Otsukaresama! (Japanese for thanks for your hard work - literally, thanks for being tired - very appropriate.)

Daytime temps in Tokyo last week and this week: 33 to 38C (91 to 100F). And official temps are measured in the shade, one meter (I think) off the ground. It's MUCH hotter in the sun. At the end of August it could well be hotter. Two years from now, it could be hotter still. And of course, the humidity is the real killer (hopefully not literally). As Brett said, it will be interesting....
Unknown said…
It would be most interesting to me if you would make some simulation suggestions for the 50km race walk which would last approximately 4 hours (based on previous IAAF qualification criteria of 4:06:00), with winners to potentially walk sub 3:40:00


Anonymous said…
Thanks for this sobering report! I've been living in north Mississippi for the past decade and a half, and this summer has been particularly challenging--by which I mean, 7 AM temps of 76 degrees and humidity in the 90s. I've given up on Sunday long runs; the longest run I've gotten in this summer has been 10 miles. I simply can't imagine running in the sort of conditions you're describing--much less running a competitive marathon. Sounds like a death march to me.

Way hotter than Mississippi!
Brett Larner said…
At your service. Somebody had to do it.

Most-Read This Week

60-Year-Old Hiromi Nakata Wins Tottori Marathon Overall Women's Race

The Tottori Marathon held its 12th running on March 10. In light rain and 11˚C temperatures 3717 people ran Tottori's one-way course that passes local historic sites such as the Tottori Sand Dunes and the Tottori Castle ruins.
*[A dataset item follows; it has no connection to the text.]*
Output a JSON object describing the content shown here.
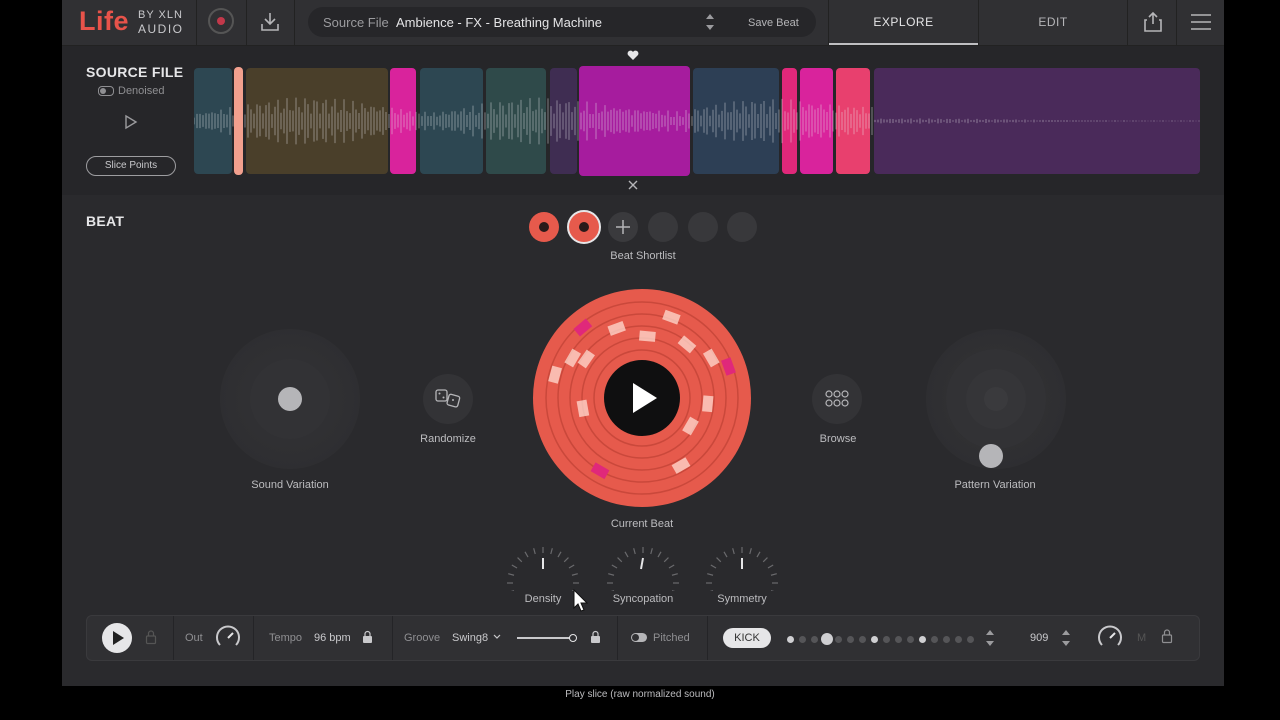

Running 3:12:44 for the overall women's win was 60-year-old Hiromi Nakata.
"I was as surprised as anyone that I won," said Tanaka. "I had to stop at the toilets early on and lost some time, but I tried using the double inhale, double exhale breathing method that the actor Kankuro Nakamura uses on the Idaten TV show and got into a good rhythm. Thanks to that I could just keep going and going. I had no idea I was in 1st, and when they put up the finish tape as I was coming in I thought, 'No way!'""
Nakata is a resident of Hamamatsu, Shizuoka. In 2017 she ran the fastest time of the year in Japan by a 58-year-old, 3:05:02. In the mornings she does housework and works in her garden for an hour, fitting in 30 to 60-minute run…

Meet Ken Nakayama

Chuo University fourth-year Ken Nakayama is running Sunday's United Airlines NYC Half Marathon, the eighth year that the New York Road Runners have invited top Japanese university men from November's Ageo City Half Marathon to run their half. You might have seen his training partner Kensuke Horio finish 5th in the Tokyo Marathon in his debut a couple of weeks ago. Nakayama is one of the very top graduating seniors in Japan this year, but his route to that level has been one of the most unconventional.

Japanese distance running is highly systematically organized, with top high schools feeding into top universities where the best runners will run the Hakone Ekiden and get recruited to top corporate teams and then go on to become the country's top marathoners. Scouting at the university level is intense, and for the most part it's pretty clear early on in high school who the cream of the crop are going to be.

Nakayama was nobody in high school. He played soccer in junior…

Suzuki Wins National University Women's Half Marathon, Otsubo and Ando Take Niigata

Yuka Suzuki (Daito Bunka Univ.) won a close pack race to take the 2019 National University Women's Half Marathon title, outkicking Rika Kaseda (Meijo Univ.) by 2 seconds for the win in 1:11:27. With a relatively slow start the lead pack of nearly 20 gradually picked up its pace, splitting faster for every successive 5 km until only Suzuki, Kaseda, Yuka Tagawa (Matsuyama Univ.) and Yukina Ueda (Tsukuba Univ.)were left together at 20 km.

With three spots at stake on the Japanese national team for this summer's World University Games one of them had to lose, and as Suzuki and Kaseda pulled away over the last km the third spot came down to another duel. Tagami proved to have the better finish, taking 3rd in 1:11:35 to Ueda's 1:11:38. Defending World University Games half marathon gold medalist Yuki Munehisa (Tokyo Nogyo Univ.) was a DNF, dropping out after 10 km as the pace increased.

Run as part of the Matsue Ladies Half Marathon, the race also included corporate league runne…